State health officials say Newark is an “area of concern” in coronavirus briefing
Newark was a major area of focus in Delaware Governor John Carney’s COVID-19 briefing on Sept. 8.
Newark was a major area of focus in Delaware Governor John Carney’s COVID-19 briefing on Sept. 8. Dr. Karyl Rattay, director of the Division of Public Health, identified Newark as one of four areas of concern in Delaware.
“In the Newark area, 19711 and 19713 zip codes are two zip codes where we are seeing increases where we do have a lot of UD students living off campus,” Rattay said.
Rattay said Wilmington, New Castle and Dover are the other three concerning areas for Delaware.
Rattay also said that the City of Newark is doing a great job of enforcement, and that the Newark Police Department is really “out and about” and working to enforce the gathering limits that the city has set. She also said enforcement will be increased.
“Enforcement has been heightened, stepped up, and we are going to continue to step up enforcement in Newark; and in any of these areas, especially where we’re seeing increases,” Rattay said.
However, Carney said that enforcement is still difficult in some cases.

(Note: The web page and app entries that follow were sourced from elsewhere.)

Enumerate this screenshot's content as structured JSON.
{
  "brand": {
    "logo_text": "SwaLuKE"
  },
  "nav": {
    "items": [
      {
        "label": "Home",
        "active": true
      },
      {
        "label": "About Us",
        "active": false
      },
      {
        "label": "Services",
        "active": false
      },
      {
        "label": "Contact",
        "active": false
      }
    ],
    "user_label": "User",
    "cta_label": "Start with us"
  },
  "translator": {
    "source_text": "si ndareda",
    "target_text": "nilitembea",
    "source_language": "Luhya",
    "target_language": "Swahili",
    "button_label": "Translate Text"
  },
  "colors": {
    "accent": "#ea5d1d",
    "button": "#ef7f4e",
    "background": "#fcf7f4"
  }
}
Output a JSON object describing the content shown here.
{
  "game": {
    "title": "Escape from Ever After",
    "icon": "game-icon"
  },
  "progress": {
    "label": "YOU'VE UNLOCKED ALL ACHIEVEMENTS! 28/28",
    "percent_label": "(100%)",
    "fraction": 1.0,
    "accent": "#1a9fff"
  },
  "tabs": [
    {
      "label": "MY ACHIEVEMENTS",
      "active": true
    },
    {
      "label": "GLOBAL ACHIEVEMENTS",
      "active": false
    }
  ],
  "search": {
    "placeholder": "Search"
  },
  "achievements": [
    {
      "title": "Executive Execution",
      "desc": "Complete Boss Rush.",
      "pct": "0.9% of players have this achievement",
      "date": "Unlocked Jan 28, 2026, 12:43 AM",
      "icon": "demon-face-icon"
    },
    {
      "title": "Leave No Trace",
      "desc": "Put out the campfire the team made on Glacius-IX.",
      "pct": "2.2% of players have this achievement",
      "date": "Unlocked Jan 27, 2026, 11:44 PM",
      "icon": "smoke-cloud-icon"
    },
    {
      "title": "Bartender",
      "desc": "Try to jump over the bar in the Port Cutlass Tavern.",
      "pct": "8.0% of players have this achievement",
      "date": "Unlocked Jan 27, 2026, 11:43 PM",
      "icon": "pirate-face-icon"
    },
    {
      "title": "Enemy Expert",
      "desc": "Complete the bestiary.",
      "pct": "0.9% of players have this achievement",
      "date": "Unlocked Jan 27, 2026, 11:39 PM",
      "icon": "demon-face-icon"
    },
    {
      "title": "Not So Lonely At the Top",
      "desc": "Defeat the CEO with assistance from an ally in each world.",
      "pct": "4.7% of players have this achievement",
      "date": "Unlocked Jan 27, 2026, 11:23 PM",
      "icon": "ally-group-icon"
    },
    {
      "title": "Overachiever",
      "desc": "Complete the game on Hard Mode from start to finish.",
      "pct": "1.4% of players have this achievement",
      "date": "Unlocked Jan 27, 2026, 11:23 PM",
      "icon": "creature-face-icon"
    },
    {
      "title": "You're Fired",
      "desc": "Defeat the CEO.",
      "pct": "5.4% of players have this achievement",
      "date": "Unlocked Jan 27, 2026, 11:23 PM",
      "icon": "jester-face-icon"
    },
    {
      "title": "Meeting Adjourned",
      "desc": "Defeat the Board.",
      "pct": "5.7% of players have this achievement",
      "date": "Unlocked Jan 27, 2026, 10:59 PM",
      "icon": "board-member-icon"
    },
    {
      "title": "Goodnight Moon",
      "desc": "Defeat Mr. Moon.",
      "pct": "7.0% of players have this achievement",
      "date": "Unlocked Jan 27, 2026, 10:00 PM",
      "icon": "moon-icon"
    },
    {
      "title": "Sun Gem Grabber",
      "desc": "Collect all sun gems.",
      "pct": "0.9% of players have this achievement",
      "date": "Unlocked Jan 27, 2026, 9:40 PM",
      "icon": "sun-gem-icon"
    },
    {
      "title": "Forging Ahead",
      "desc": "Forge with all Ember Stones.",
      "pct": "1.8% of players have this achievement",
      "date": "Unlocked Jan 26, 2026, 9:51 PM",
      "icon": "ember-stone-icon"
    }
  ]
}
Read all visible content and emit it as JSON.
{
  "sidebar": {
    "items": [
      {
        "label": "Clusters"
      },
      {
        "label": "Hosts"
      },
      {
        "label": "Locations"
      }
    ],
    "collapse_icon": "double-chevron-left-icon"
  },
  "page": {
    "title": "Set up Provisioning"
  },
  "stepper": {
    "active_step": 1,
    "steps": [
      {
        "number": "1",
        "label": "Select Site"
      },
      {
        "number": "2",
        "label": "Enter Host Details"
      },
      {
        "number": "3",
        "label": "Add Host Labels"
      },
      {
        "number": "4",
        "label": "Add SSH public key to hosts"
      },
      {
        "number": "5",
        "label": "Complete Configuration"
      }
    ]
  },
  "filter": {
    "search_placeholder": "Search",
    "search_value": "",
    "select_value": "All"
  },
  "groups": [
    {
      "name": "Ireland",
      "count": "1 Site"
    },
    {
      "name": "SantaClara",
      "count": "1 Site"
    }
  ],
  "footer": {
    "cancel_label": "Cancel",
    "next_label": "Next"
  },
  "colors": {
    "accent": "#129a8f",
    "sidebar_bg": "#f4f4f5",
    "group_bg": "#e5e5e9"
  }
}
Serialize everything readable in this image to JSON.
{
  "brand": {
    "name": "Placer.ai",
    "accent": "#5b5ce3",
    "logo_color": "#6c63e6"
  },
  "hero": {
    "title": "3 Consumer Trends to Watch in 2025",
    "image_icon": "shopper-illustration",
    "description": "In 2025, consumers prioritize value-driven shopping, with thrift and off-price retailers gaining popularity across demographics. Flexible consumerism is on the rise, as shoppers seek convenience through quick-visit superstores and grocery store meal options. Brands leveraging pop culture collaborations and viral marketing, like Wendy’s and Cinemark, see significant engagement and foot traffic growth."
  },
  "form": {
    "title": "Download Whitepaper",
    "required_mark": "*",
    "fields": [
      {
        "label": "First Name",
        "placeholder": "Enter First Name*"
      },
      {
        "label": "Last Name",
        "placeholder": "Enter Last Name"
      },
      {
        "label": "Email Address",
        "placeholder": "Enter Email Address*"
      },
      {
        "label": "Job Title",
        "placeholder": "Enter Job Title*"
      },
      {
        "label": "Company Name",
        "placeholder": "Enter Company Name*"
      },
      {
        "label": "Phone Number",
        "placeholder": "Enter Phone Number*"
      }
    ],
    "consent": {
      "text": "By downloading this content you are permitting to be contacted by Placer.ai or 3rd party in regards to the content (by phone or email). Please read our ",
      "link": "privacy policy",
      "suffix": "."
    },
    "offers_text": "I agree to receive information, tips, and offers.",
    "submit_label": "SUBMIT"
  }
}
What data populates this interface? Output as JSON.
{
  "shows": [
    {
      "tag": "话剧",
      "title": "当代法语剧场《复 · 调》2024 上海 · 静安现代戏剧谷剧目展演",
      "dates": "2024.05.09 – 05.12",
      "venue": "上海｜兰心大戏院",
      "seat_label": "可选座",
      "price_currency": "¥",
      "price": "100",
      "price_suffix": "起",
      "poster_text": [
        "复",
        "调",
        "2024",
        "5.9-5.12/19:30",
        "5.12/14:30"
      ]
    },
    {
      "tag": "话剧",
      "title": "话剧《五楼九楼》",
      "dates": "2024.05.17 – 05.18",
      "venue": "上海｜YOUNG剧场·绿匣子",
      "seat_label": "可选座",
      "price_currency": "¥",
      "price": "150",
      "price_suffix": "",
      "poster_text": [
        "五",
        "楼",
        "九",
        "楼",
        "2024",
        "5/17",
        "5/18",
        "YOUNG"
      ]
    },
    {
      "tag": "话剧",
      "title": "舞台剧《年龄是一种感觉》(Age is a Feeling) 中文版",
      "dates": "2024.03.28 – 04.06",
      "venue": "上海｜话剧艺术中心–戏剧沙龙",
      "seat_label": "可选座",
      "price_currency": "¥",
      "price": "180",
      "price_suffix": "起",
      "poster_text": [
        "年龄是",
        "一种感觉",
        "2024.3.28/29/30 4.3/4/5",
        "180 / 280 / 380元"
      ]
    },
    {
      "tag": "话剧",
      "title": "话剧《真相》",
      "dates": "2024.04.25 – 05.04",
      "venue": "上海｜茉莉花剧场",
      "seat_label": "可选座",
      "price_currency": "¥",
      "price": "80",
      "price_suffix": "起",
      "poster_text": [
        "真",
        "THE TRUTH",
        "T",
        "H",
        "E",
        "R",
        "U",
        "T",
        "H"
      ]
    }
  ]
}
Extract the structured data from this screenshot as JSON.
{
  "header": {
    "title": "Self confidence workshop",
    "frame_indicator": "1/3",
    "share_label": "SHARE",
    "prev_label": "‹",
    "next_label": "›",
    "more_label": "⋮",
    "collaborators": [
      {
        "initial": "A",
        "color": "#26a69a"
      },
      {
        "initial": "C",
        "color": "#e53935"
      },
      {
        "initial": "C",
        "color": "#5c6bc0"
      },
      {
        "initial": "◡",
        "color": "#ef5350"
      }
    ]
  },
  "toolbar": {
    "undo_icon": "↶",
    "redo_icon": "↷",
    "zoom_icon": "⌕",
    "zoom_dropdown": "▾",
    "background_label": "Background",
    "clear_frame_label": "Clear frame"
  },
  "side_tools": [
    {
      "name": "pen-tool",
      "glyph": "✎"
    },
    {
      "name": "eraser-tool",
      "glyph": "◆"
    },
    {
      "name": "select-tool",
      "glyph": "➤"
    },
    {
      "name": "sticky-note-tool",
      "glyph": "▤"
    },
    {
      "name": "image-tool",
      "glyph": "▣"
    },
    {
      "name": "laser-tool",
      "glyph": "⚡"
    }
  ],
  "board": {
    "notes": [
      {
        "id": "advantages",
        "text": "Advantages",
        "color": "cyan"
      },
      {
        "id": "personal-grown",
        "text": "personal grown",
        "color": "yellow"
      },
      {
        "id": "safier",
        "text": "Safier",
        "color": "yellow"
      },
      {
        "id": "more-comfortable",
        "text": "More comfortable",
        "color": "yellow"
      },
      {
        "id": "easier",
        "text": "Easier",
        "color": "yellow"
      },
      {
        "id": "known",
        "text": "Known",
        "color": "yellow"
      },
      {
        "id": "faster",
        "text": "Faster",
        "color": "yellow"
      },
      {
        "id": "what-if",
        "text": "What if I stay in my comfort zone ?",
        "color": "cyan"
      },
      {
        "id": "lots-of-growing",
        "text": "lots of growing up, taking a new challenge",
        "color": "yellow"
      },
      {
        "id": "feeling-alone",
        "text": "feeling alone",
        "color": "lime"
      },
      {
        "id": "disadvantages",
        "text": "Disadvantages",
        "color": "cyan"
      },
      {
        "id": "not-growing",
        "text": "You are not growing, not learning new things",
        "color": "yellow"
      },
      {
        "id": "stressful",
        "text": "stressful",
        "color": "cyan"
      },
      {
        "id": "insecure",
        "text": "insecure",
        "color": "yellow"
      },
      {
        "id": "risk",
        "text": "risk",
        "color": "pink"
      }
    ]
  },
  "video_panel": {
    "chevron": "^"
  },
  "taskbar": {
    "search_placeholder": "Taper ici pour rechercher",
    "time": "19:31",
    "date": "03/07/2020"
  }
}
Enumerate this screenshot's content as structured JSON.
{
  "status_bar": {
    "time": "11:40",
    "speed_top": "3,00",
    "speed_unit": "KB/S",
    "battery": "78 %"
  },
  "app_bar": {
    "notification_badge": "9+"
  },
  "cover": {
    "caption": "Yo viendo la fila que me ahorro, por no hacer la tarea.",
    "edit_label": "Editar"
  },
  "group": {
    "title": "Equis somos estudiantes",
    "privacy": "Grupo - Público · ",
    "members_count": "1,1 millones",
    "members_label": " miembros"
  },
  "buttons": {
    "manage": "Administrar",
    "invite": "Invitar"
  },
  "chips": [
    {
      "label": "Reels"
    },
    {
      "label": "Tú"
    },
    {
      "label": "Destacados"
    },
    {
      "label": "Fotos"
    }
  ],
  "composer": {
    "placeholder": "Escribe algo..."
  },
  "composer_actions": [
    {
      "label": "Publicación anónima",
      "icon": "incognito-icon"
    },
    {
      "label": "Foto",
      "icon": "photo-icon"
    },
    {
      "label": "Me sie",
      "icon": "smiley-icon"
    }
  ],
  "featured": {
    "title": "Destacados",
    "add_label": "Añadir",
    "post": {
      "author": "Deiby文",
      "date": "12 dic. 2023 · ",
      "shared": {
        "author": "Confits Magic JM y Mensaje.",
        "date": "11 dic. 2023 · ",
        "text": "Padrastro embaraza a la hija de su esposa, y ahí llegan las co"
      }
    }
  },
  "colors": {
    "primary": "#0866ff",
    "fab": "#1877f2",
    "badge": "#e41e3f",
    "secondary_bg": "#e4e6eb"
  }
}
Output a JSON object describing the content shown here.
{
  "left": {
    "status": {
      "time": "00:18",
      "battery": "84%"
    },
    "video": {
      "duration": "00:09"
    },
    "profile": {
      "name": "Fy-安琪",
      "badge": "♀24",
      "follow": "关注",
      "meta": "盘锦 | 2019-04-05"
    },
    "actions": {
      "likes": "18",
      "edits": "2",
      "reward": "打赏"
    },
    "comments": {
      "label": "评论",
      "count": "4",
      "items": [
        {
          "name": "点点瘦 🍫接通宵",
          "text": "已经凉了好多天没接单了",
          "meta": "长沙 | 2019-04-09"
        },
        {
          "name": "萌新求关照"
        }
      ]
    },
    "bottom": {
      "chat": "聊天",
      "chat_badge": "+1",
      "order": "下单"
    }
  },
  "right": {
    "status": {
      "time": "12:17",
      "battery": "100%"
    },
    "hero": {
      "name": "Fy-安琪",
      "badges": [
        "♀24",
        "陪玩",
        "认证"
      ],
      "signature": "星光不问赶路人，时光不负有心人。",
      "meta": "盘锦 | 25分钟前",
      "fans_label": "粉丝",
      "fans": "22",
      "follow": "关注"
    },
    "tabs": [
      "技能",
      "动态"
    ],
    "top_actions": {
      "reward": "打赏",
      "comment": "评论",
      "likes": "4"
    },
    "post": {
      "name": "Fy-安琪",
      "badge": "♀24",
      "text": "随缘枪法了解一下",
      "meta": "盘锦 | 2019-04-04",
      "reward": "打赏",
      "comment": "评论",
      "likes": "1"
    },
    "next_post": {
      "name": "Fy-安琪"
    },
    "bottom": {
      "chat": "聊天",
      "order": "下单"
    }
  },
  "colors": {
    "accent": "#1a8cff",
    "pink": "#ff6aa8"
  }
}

“We’ve worked hard with Newark police and University of Delaware campus police on enforcement,” Carney said. “The most difficult part of that, of course, is in the private homes and parties in those neighborhoods and homes and the jurisdiction of the Newark police.”
Carney said that the increase in cases in Delaware is a sign that the community needs to really follow the protections and the restrictions put in place, as well as wear a mask when in public and around others. He said Delaware’s COVID-19 statistics need to get better in order to move into phase three.
Additionally, Carney said one of the best things you can do is get tested. Rattay said that Newark Urgent Care has 24/7 testing available to anyone residing in Delaware.
Carney also said that they now know that the focus of the outbreaks in Delaware is found in a young adult demographic.
“The hardest demographic, I think, to reach is where their spread is the highest,” Carney said. “That young adult, college age, just after college population that feels invincible, that feels like they’ll never get sick, but they will, and they can if they’re exposed to COVID-19, and so they’re not taking the precautionary measures necessary.”
As of Sept. 15 , the number of positive cases per 10,000 people for the 18 to 34 age group is higher than all other age groups in Delaware but specifically, in area codes 19711 and 19713.
Newark Mayor Jerry Clifton said he agrees that the increase in cases in Newark is concerning.
“We are the home of the University of Delaware, and I think the concern is you have people coming from, certainly the tri-state area, and the four-or-five-state area to include New York [and] Connecticut, who’ve not had a stellar record for the virus,” Clifton said. “Now, we’re all congregating in Newark, and I think the concern is well-placed.”
Clifton also said that some of the student population do not understand the severity of the situation.
“I think from a student perspective, some students get it, and they understand that even for a younger person, it can be deadly, to say nothing about carrying it to other family members, where it could certainly be deadly,” Clifton said. “Some people, I think, don’t see this as serious of an issue that it’s being made out to be.”
Clifton said that it will require everyone’s help to control COVID-19 in Newark.
“I think between the governor’s office and city government and university administration; everyone’s working hand-in-hand,” Clifton said. “But it still, nonetheless, takes the efforts of everyone to do the right thing, whether social distancing or wearing a mask, to really stem the tide of the virus.”